I am a big proponent of the saying, “when everyone knows something, no one knows anything.” I am always asking myself what has the market fully priced in and where might the surprise come from?


During the past six months the market has become convinced that inflation is the least of their worries. Break even inflation rates have plummeted.


This is a natural response to the monster wave of selling that has hit the commodity markets.


The global economy is suffering from a massive lack of demand, which is dragging down economic growth.


Now these revelations are far from enlightening. Even my wife’s Grandmother says that the recent global slowdown is the talk of her nursing home. I am more interested in watching for clues for when this might change.

Recently there has been a slight shift in tone amongst the global leaders when it comes to the global economy. I am noticing some real concern that this mini deflationary wave might morph into something more sinister.

US Treasury Jack Lew recently gave a speech where he warned that Europe risks slipping into a “lost decade.”


From the Wall Street Journal:

The global economy is at a cross roads, Mr. Lew said. “It is time for the G–20 to act once again with a sense of urgency,” he said.

Then the UK Prime Minister followed right behind with the same message:

“Six years on from the financial crash that brought the world to its knees, red warning lights are once again flashing on the dashboard of the global economy,” Mr. Cameron wrote in an op-ed Monday in The Guardian. He reiterated the ominous theme in speech to parliament later Monday.
The world’s woes “were plain to see” at the leaders’ summit of the Group of 20 largest economies over the weekend, Mr. Cameron warned.

Today the markets are feeling no pain due to the Japanese induced QE stimulus. Everyone is all bulled up and not really listening to the warnings from these government officials. It hasn’t seemed to matter that the fundamentals are heading in the absolute opposite direction of the market. As long as Japan keeps the liquidity flowing, we can keep partying and sending markets perpetually higher.

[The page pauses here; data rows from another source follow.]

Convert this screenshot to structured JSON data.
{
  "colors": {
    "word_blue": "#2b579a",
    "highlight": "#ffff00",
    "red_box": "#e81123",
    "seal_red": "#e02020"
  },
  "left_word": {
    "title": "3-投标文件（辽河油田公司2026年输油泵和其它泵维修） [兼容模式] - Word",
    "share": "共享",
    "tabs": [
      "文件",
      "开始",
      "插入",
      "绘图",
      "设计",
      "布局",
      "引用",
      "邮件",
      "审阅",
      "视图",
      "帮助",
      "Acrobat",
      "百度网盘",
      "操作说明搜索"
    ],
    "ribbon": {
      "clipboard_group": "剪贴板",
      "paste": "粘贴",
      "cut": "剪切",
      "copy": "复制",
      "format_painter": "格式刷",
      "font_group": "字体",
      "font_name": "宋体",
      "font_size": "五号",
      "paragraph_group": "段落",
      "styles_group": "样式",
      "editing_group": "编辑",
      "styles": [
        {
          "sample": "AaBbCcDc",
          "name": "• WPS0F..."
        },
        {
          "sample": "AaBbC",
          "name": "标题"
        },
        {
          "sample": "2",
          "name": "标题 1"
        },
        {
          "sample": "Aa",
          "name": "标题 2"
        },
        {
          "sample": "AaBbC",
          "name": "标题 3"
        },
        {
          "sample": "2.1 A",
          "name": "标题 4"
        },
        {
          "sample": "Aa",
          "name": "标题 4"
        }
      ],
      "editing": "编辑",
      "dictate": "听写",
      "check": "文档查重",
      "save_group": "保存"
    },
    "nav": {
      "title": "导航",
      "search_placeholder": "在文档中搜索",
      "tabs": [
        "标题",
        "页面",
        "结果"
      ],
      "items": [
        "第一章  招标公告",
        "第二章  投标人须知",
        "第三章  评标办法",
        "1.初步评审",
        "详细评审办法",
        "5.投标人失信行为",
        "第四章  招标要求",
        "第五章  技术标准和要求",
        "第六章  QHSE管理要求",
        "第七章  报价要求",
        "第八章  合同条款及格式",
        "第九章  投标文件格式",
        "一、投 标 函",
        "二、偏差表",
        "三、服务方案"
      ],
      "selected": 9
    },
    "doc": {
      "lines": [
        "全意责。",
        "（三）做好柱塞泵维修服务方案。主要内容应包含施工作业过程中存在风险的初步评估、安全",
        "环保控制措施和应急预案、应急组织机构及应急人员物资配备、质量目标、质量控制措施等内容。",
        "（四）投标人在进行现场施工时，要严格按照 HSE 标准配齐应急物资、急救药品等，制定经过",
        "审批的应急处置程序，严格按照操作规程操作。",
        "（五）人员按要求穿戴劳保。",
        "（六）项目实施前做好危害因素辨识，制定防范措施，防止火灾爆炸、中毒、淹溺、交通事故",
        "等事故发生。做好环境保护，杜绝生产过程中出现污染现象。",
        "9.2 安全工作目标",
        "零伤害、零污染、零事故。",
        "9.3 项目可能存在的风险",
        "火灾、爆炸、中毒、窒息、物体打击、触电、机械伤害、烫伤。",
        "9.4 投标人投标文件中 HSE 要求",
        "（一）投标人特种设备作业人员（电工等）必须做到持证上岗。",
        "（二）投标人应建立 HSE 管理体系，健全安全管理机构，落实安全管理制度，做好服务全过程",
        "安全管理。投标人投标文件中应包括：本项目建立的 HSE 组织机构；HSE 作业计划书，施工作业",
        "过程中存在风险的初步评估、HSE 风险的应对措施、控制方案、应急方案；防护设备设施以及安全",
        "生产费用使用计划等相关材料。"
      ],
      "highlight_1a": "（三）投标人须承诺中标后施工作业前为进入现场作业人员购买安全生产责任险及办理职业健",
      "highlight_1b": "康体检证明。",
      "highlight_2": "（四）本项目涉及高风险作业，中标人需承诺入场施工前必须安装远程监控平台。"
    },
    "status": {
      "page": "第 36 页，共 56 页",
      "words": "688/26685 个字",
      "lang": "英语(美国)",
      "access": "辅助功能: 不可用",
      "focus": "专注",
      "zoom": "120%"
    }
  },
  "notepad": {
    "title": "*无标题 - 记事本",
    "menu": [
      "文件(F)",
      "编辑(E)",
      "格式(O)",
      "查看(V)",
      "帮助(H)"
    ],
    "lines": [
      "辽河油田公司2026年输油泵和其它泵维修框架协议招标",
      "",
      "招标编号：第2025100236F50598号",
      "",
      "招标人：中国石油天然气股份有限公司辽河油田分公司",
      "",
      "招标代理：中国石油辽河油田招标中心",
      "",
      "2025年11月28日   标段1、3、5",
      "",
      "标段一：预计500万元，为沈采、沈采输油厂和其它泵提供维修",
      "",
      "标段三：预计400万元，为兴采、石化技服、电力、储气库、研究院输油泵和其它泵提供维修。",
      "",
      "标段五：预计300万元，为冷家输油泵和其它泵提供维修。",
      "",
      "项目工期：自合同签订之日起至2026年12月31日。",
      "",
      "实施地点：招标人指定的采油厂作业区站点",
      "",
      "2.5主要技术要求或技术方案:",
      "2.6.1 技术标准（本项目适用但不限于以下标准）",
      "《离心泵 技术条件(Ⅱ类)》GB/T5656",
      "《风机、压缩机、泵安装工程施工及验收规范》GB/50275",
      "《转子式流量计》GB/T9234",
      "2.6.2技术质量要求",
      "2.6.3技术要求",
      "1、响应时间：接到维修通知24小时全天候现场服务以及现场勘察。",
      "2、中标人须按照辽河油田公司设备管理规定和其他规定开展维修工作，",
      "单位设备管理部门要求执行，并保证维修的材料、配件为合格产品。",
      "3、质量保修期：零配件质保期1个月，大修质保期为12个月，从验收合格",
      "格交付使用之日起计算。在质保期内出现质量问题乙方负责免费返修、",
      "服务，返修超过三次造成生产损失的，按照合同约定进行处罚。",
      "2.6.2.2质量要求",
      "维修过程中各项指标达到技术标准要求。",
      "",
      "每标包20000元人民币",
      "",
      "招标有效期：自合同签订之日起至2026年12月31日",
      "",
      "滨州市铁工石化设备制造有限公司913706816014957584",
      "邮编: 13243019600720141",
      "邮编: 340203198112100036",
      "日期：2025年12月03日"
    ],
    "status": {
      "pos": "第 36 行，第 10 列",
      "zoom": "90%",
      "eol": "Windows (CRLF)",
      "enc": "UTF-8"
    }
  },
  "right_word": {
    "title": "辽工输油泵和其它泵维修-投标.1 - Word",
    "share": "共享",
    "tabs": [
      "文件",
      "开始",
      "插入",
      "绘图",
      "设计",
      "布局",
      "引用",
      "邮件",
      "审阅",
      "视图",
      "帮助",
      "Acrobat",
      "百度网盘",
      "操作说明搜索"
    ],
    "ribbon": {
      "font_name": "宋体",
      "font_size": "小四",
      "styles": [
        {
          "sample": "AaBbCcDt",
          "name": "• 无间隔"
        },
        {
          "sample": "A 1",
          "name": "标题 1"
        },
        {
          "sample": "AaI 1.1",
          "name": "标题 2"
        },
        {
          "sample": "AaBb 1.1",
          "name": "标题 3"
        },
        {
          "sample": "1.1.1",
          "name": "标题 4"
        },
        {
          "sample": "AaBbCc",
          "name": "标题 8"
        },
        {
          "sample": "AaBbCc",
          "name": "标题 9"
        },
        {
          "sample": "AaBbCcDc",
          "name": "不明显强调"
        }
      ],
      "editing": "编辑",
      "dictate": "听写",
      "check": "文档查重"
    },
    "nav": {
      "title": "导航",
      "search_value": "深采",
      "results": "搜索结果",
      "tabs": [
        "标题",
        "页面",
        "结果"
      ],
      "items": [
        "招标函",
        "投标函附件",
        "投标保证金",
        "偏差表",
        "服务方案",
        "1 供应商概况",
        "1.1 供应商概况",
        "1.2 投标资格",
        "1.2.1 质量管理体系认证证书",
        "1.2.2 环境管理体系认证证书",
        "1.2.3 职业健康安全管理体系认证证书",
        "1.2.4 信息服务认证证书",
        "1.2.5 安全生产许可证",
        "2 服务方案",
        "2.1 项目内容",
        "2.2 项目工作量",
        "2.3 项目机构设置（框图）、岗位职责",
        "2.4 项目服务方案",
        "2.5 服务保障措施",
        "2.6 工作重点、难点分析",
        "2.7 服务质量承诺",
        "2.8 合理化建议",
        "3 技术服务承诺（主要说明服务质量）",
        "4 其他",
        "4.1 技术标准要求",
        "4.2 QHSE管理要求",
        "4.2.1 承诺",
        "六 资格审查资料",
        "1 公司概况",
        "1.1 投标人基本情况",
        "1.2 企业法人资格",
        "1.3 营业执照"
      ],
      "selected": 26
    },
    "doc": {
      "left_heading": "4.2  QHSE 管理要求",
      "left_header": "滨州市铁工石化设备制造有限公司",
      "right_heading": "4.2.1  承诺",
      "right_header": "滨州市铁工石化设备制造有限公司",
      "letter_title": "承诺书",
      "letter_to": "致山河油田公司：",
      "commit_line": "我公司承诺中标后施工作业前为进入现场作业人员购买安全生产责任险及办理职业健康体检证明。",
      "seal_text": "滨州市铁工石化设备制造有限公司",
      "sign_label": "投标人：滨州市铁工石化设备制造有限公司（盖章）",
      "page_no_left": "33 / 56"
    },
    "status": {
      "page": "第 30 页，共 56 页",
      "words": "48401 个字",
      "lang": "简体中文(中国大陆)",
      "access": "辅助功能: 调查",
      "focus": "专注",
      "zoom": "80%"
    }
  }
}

I am not so sure that the current divergence between the real economy and the markets can continue forever.

Whereas the ZeroHedge types will all tell why this global economic slowdown means that stocks are eventually going to plunge into another 2008 style collapse, I am more open to different outcomes.

Given these recent warnings from both the US and the UK, I wonder if there is something big planned to boost the global economy. I know they both want Europe to engage in more expansionary monetary policy, but I have a feeling there might be more of a coordinated effort coming.

Also, why haven’t the other countries been more critical of the Japanese stealth devaluation? I can only surmise it is because they are actually supportive of the move.

The world is massively over indebted and cannot sustain even a little deflation. It would quickly snowball into a deflationary vicious circle. All world governments need more inflation to keep the real cost of their debt low.

My suspicion is that we are about to get more aggressive monetary and fiscal expansionary policies from a wide array of different governments.

Back to my original point. The markets are convinced that inflation will never be a problem. They are priced for commodities to go down forever. They are assuming that interest rates will stay low for even longer.

The surprise that will catch the most market participants flat footed is if there is a renewed expansionary government push that turns around the global deflationary mini-wave. Maybe China spearheads the move. They are most able to influence the short term economic climate. Or maybe there is the introduction of some sort of QE through IMF via special drawing rights. Whatever the method, I think something big is in the works.

I am dipping my toe into reflationary trades ever so lightly.

I know this is an out of consensus view. I know, I know – there is no inflation anywhere to be seen for miles and miles. But remember, when everyone knows something, no one knows anything…

Buying EuroStoxx / Shorting S&P 500

Not only do I think that there is something big in the works on a global level, but I feel that the pessimism regarding Mario Draghi’s ability to expand the ECB’s balance sheet is over done. Yes, I know he has over promised and under delivered. But I think that just as the world has hit a point where they must act, the ECB has also reached a similar point.

I will take the over on Draghi’s ability to expand the balance sheet in the coming months. The market’s negativity makes the trade too tempting.

I am buying EuroStoxx futures and shorting an equivalent amount of S&P 500. Europe is dirt cheap compared to the US. If we get an expansionary tail wind from the ECB’s balance sheet as compared to the neutral Fed policy, it should be easy for the Eurostoxx to out perform the S&P 500.